The TikTok Diagnosis

One of the most prevalent issues facing Gen Z is mental illness. According to the American Psychology Association: “More than nine in 10 Gen Z adults (91 percent) said they have experienced at least one physical or emotional symptom because of stress, such as feeling depressed or sad (58 percent) or lacking interest, motivation or energy (55 percent).” Gen Z may be more mentally ill than other generations, but TikTok and other social media has allowed people to fake being mentally ill. 


“The quirkification of mental illness has resulted in this nauseating grab for attention.” said Gwen Farrell, a contributor to Evie Magazine. 


People on TikTok are looking for attention, and the way they are doing it is through a mental illness appropriation. Gen Z feels as though it’s quirky and special to be mentally ill, and they ignore the ugly reality of mental illness. 


“[…] it fetishises mental disorders and real issues that people struggle with.” Farrell elaborated further. 


Christina Caron, a reporter for the New York Times claimed that, “A number of mental health providers say that they are seeing an uptick in teenagers and young adults who are diagnosing themselves with mental illnesses — including rare disorders”. 


Illnesses such as D.I.D (Dissociative Identity Disorder) or Schizophrenia are being diagnosed through Buzzfeed quizzes. This is not okay. Serious mental illnesses are a serious ailment, and should not be trusted on the internet. Not only that but this takes out of perspective how much work a therapist has to do to diagnose a patient.


Therapists must look at the range of experiences a client is having, when they occur and for how long. Are they functioning in their life? How are they sleeping, eating, relating to others? How is their mood and motivation?”


People who actually have gone to school and have a degree are much more credible to diagnose you, than a thirty second video from a sixteen year old influencer. But young people are just trying to feel supported.


“…​​adolescents appear to be turning to TikTok as a source of support, and the advice there is largely driven by users’ conversations.”


Gen Z just has an innate urge to be supported, especially as teens. Gen Z teens just wish to  be understood and accepted.


“Kids are searching for a community, and are using their current struggle with mental health symptoms as a way to find like-minded people, sometimes wearing their symptoms as a badge of pride or a shorthand way to explain themselves to others,”


While social media platforms are engaging and intriguing, their use to diagnose mental disorders should not be tolerated.

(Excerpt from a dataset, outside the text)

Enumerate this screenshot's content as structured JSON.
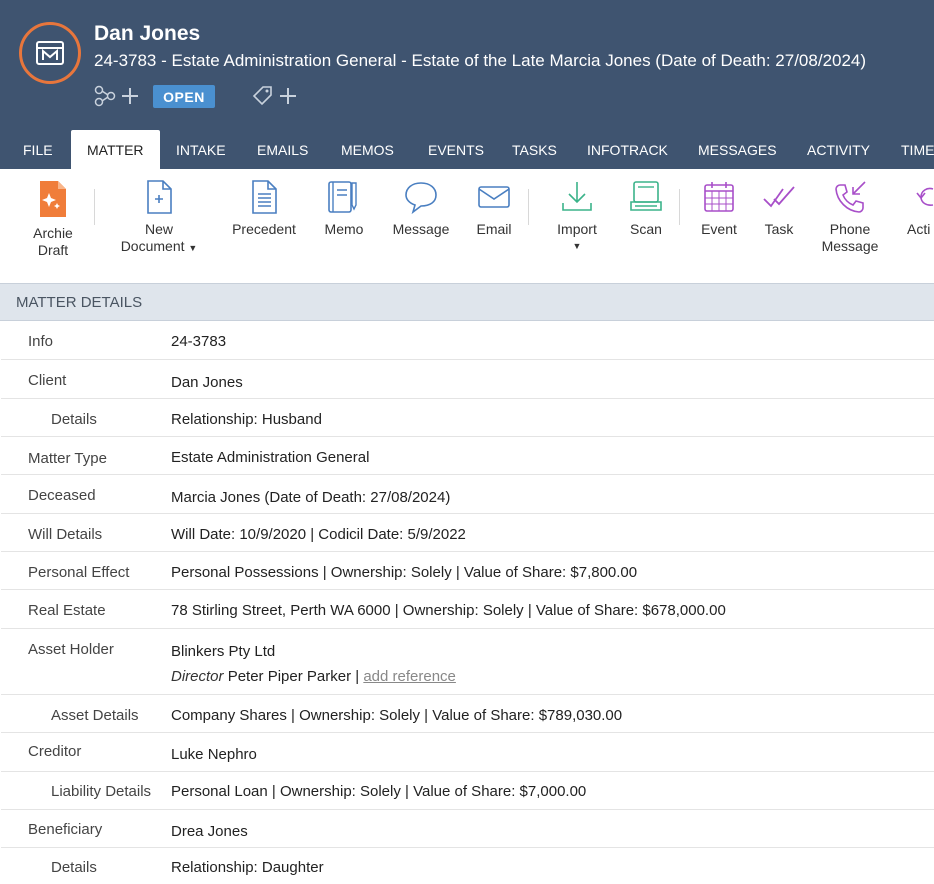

Rather you should seek out a psychiatrist or mental health professional with issues regarding your mental health.